Nadja Grbić

Nadja Grbić studied linguistics and Slavic studies. Her PhD focused on sociolinguistics. During her studies, she was involved in a research project on multilingualism in early childhood. In 1989, she joined the Department of Translation Studies at the University of Graz as a research assistant, and was appointed to the post of senior researcher in 1994. To date, she has conducted twelve national and international research and development projects, including work on sign language interpreting and sign language lexicography, with a financial volume amounting to 1,6 million Euros. She also developed and implemented the first full-time study program for sign language interpreters at a translation studies department at a time when such programs were generally situated in linguistics, social work or health science departments.

In 2017, she was appointed Associate Professor of Translation Studies having completed her postdoctoral thesis (Habilitation) on the history of signed language interpreting in Austria and the construction of a profession, proposing a new professionalization model and typology of interpreting events, including professional as well as non-professional practices. In her research, she has focused on issues pertaining to translation and gender; the construction of south-east European literature via translation in Romanticism and post-war Yugoslavia; the concept of interpreting quality; strategies of boundary work with regard to signed language interpreting, community interpreting, and professional vs. non-professional interpreting; and the history of interpreting and translation studies, including scientometrics, which led her to her recent interest in the constructive nature of the translation/interpreting concept in various disciplines. Until 2012, she was reviews editor of the journal Translation Studies, edited by Kate Sturge and Michaela Wolf and published by Routledge. She is also associate editor of the Routledge Encyclopedia of Interpreting Studies. Nadja Grbić has also translated literature from Bosnian, Croatian and Serbian into German. She is currently deputy head of the Department of Translation Studies at the University of Graz.

Keynote speech:

“The rigid, the fuzzy, and the flexible”[1]

Perceptions of the interpreter (not only) in the digital age

In recent times, homo faber has been particularly challenged by globalization and rapid advances in digitalization and artificial intelligence. The consequences of the technology-induced “translation revolution” (Cronin 2013) are far-reaching and the covid-19 pandemic has taken us even further down this road. Although translation and interpreting have become the “key infrastructure for global communication” (Bielsa 2005:139), social conditions surrounding these tasks are often obscured and the human aspect is readily neglected (ibid.).

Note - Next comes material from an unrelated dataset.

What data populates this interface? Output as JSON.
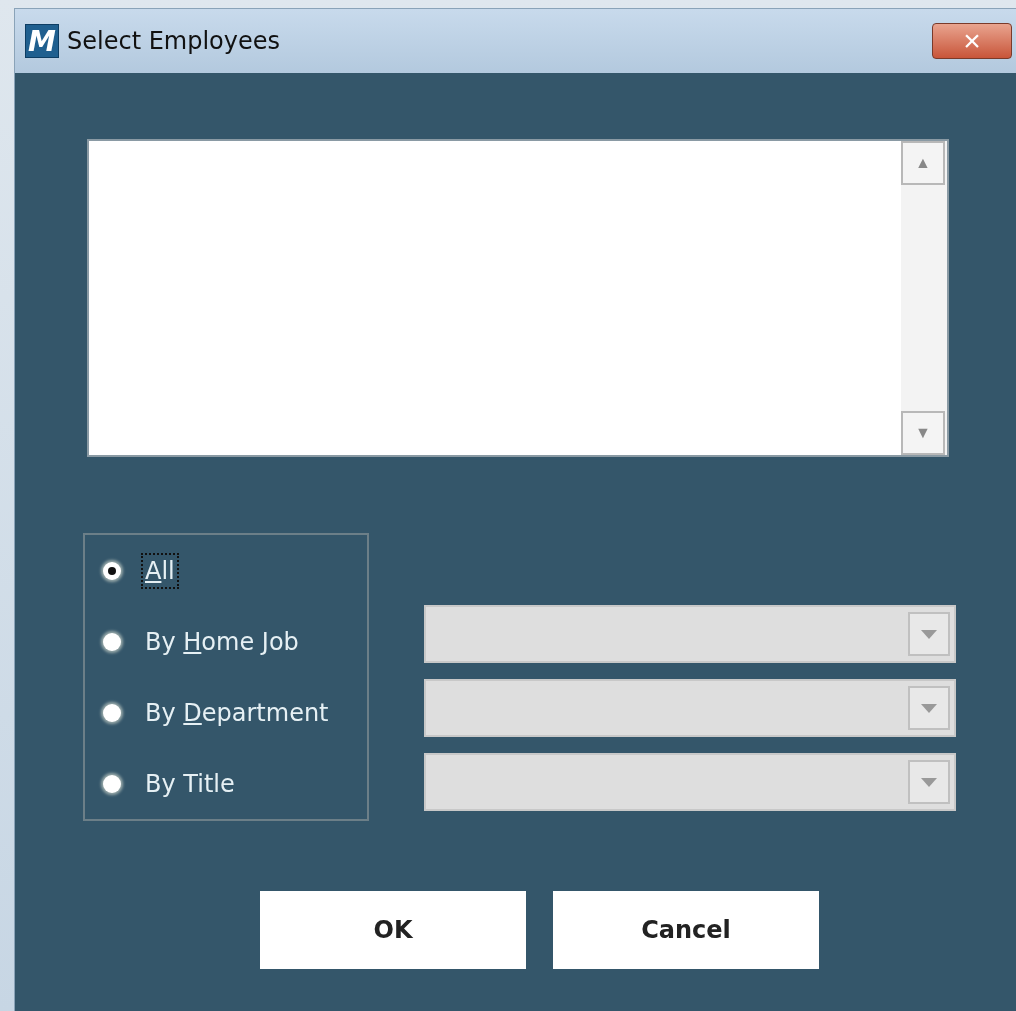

However, technological change also opens up new opportunities for our discipline to work proactively towards bringing the human factor of interpreting to the fore. In my presentation, I will use “human” as a prism and begin by looking at the history of interpreting studies to show how we have fostered the “abstract anonymity” (Pym 1998) of the interpreter. I will demonstrate how individual interpreters have been reduced to a set of typical characteristics of the profession through a rigid concept of ‘profession’, depicting ideal practitioners deprived of individuality and emotionality. In response, I will try to explore alternative epistemological and methodological ways which might help us to better understand the experiences lived by interpreters as active subjects in different spatio-temporal contexts. These include an unbiased view of the heterogeneity and hybridity of interpreting activities, an openness to take lesser researched ‘human’ concepts into consideration, such as empathy, understanding, or trust, as integral parts of the interpreter’s agency, as well as focusing more on relations between agents and negotiation processes in the multiverse of interpreting phenomena.

 

References

Bielsa, Esperança (2005) Globalisation and Translation: A Theoretical Approach. Language and Intercultural Communication 5:2, 131–144.

Cronin, Michael (2013) Translation in the Digital Age. London & New York: Routledge.

Pym, Anthony (1998) Method in Translation History. Manchester: St. Jerome.

Zerubavel, Eviatar (1995) The Rigid, the Fuzzy, and the Flexible: Notes on the Mental Sculpting of Aca­demic Identity. Social Research 62:4, 1093–1106.

[1] Zerubavel (1995)